My day job is negotiating employment agreements for workers. One of the most important claims by employers is that any information the employee gleans about the employer, or clients, must be strictly confidential and any breach of that trust grounds for immediate dismissal.

Clients and staff are then able to be assured that any personal information they share with the employer will be held in confidence and not be misused.

But after a regular litany of cases - such as cops going into criminal databases to check on former spouses and their new partners, immigration officers running checks for friends, and social welfare staff passing on files to mates - I don't believe the confidentiality of any citizen's personal information in a government department can be said to be secure.

In the private sector it's not much better. A mate spoke in confidence to his bank manager and his bank shared this information with his employer.


Much more serious are events that expose a disturbing culture by those at the top misusing private information on individuals to humiliate clients or employees.

It was no surprise that the ACC investigation report into information leaks found that ACC senior leadership took a cavalier approach to clients' personal information.

When they realised they had sent thousands of clients' files to an individual claimant they did virtually nothing. When the claimant raised it with them in a meeting they seemed more obsessed in covering things up.

When that failed they tried to divert attention by claiming the individual was a blackmailer.

Luckily for the individual recipient she had recorded the meeting so was able to refute their spin. The report recommendations are a whitewash, prattling on about how they will be more considerate in future.

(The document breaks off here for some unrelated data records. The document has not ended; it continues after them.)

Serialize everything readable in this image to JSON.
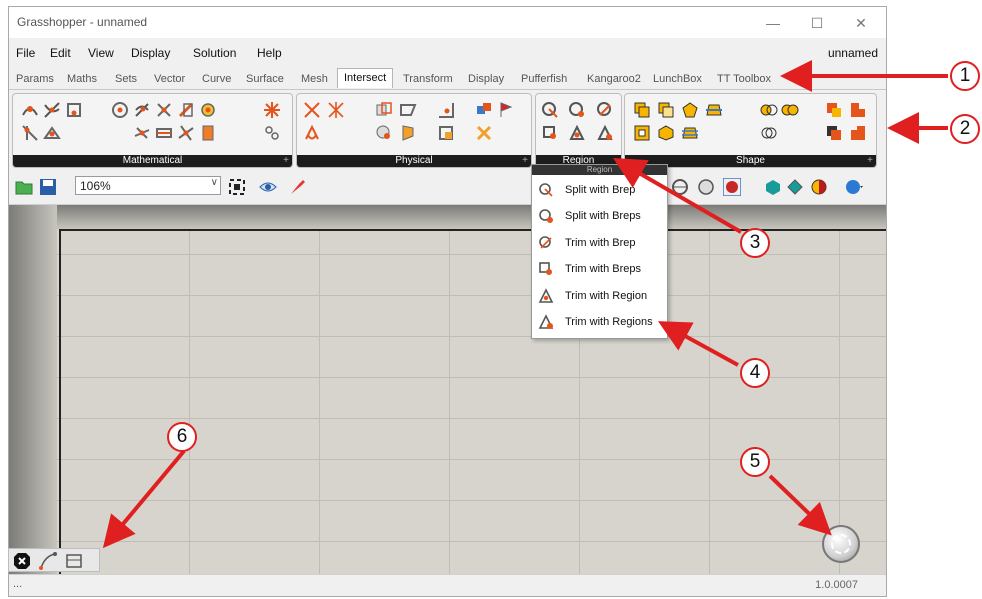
{
  "window": {
    "title": "Grasshopper - unnamed",
    "controls": {
      "minimize": "—",
      "maximize": "☐",
      "close": "✕"
    }
  },
  "menu": {
    "items": [
      "File",
      "Edit",
      "View",
      "Display",
      "Solution",
      "Help"
    ],
    "document_name": "unnamed"
  },
  "tabs": {
    "items": [
      "Params",
      "Maths",
      "Sets",
      "Vector",
      "Curve",
      "Surface",
      "Mesh",
      "Intersect",
      "Transform",
      "Display",
      "Pufferfish",
      "Kangaroo2",
      "LunchBox",
      "TT Toolbox"
    ],
    "active": "Intersect"
  },
  "ribbon": {
    "panels": [
      {
        "label": "Mathematical"
      },
      {
        "label": "Physical"
      },
      {
        "label": "Region"
      },
      {
        "label": "Shape"
      }
    ],
    "expand_glyph": "+"
  },
  "toolbar": {
    "zoom": "106%",
    "zoom_dropdown_glyph": "∨"
  },
  "region_popup": {
    "header": "Region",
    "items": [
      {
        "label": "Split with Brep",
        "icon": "split-brep-icon"
      },
      {
        "label": "Split with Breps",
        "icon": "split-breps-icon"
      },
      {
        "label": "Trim with Brep",
        "icon": "trim-brep-icon"
      },
      {
        "label": "Trim with Breps",
        "icon": "trim-breps-icon"
      },
      {
        "label": "Trim with Region",
        "icon": "trim-region-icon"
      },
      {
        "label": "Trim with Regions",
        "icon": "trim-regions-icon"
      }
    ]
  },
  "statusbar": {
    "left": "...",
    "version": "1.0.0007"
  },
  "callouts": [
    "1",
    "2",
    "3",
    "4",
    "5",
    "6"
  ],
  "colors": {
    "callout_red": "#e02020",
    "canvas_bg": "#d6d4cd",
    "panel_label_bg": "#1d1d1d"
  }
}
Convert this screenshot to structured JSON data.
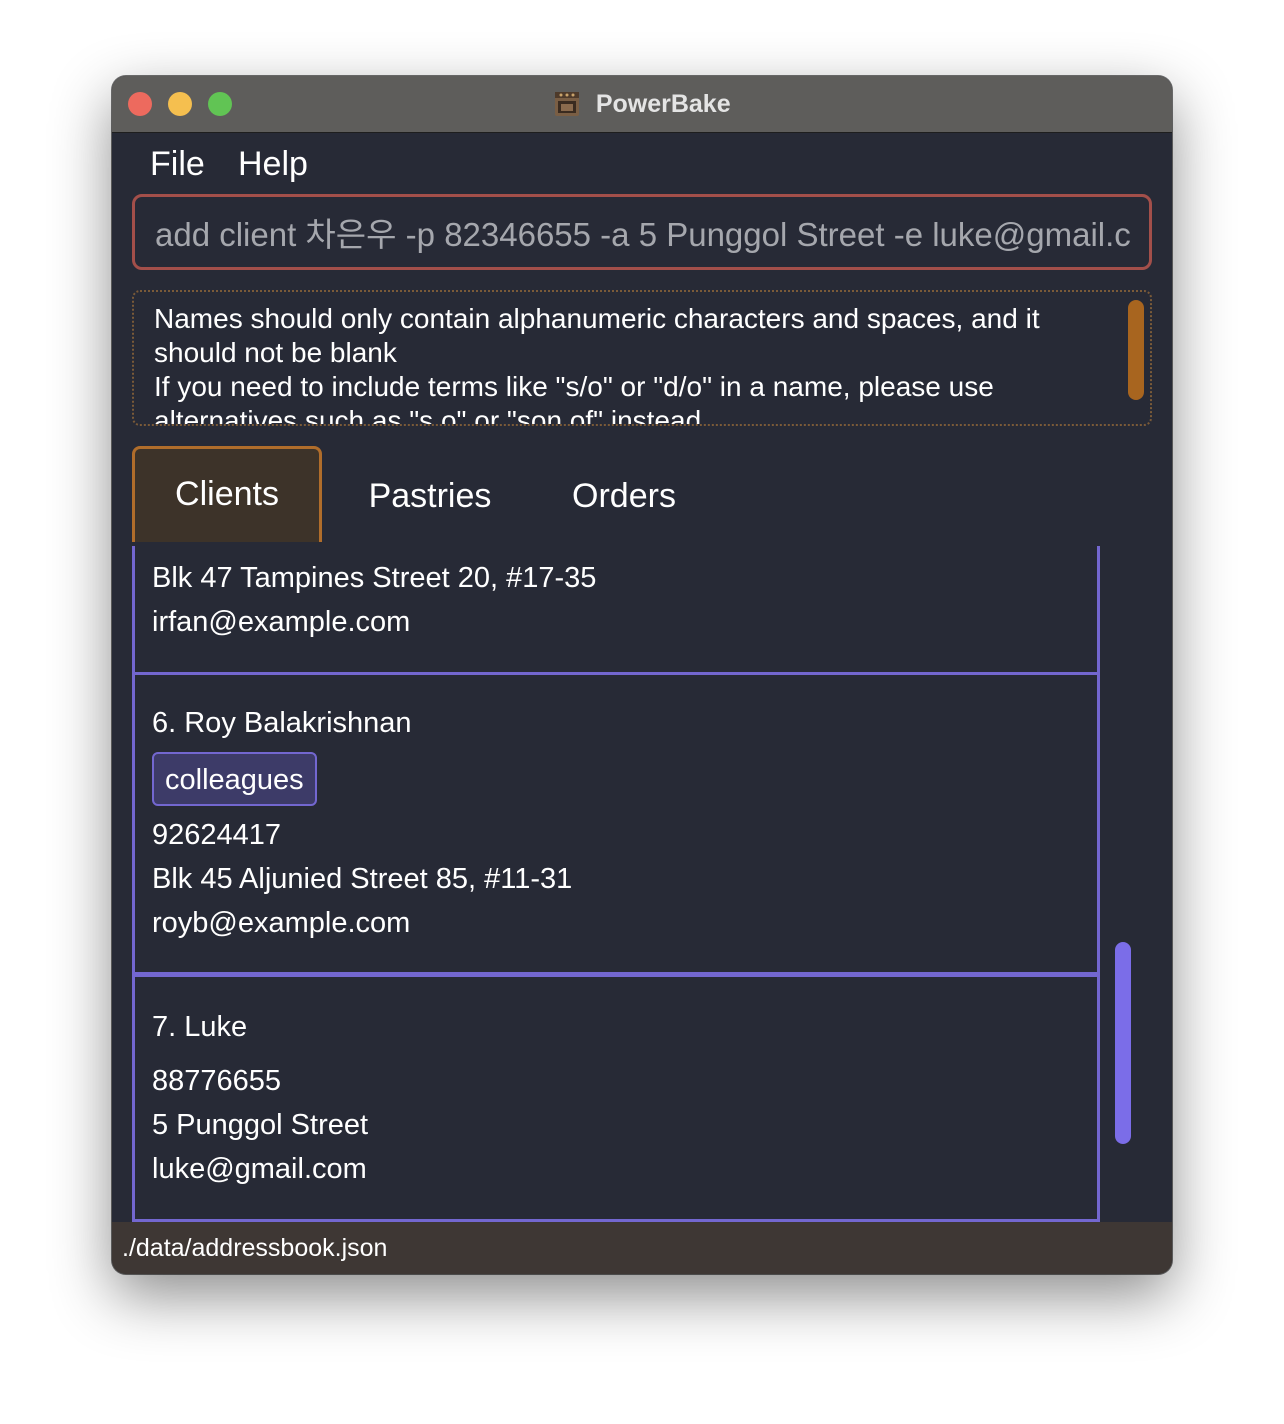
{
  "window": {
    "title": "PowerBake",
    "title_icon": "oven-icon"
  },
  "menu": {
    "file": "File",
    "help": "Help"
  },
  "command": {
    "value": "add client 차은우 -p 82346655 -a 5 Punggol Street -e luke@gmail.c"
  },
  "result": {
    "text": "Names should only contain alphanumeric characters and spaces, and it should not be blank\nIf you need to include terms like \"s/o\" or \"d/o\" in a name, please use alternatives such as \"s o\" or \"son of\" instead"
  },
  "tabs": {
    "clients": "Clients",
    "pastries": "Pastries",
    "orders": "Orders",
    "active": "Clients"
  },
  "clients": [
    {
      "name": "",
      "tags": [],
      "phone": "",
      "address": "Blk 47 Tampines Street 20, #17-35",
      "email": "irfan@example.com"
    },
    {
      "name": "6. Roy Balakrishnan",
      "tags": [
        "colleagues"
      ],
      "phone": "92624417",
      "address": "Blk 45 Aljunied Street 85, #11-31",
      "email": "royb@example.com"
    },
    {
      "name": "7. Luke",
      "tags": [],
      "phone": "88776655",
      "address": "5 Punggol Street",
      "email": "luke@gmail.com"
    }
  ],
  "status": {
    "path": "./data/addressbook.json"
  },
  "colors": {
    "window_bg": "#272a36",
    "titlebar": "#5e5d5b",
    "command_border": "#a34f4a",
    "result_border": "#7a5a38",
    "tab_active_bg": "#3d3329",
    "tab_active_border": "#b06d2b",
    "card_border": "#7367d0",
    "tag_bg": "#3d3b68",
    "scroll_thumb": "#7b6de8",
    "result_scroll_thumb": "#a8651f",
    "statusbar": "#3e3734"
  }
}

Yeah, right.

Then there are the more sinister incidents. During the wharfies' lockout early this year, a union worker commented about the Ports of Auckland treatment of its staff. His employment history was leaked to a partisan anti-union website to discredit him and frighten off any other workers who dared speak about their problems.

This week, we found that some teachers had written to Education Minister Hekia Parata disagreeing with a Government policy.

Parata then advised the principals and boards of trustees of the actions of their employees. Their unions say none of these teachers identified what school they taught at or raised anything about their particular school. How did Parata or her staff access these individual's files to identify their employer?

But the prize for misusing people's confidential personal information goes to Minister for Social Development Paula Bennett. When two beneficiaries criticised the change in training allowances for sole parents, Bennett dumped their department's files into the public arena. It was crass and thuggish.

These women raised legitimate issues that affected thousands of sole parents whom this Government insists must get into training or a job.

They did not deserve to have their personal information vindictively spread. Called to account, Bennett revelled in the attention. Watching her smirking and smugly saying she wouldn't rule out doing it again was less than classless.

So here's the question: If Ministers of the Crown and senior executives publicly misuse personal information on an individual who annoys them, with the purposes of humiliating or punishing them, why aren't they sacked?

The next time I represent an employee who has used private information they had access to in their work, I'll use Bennett's defence. I'll say we will accept a warning although we won't apologise and won't rule out doing it again. Somehow, I don't think this strategy will save the employee's job.

That's because there are rules for our elite and different rules for everybody else. Some other countries have this system. It's called totalitarianism.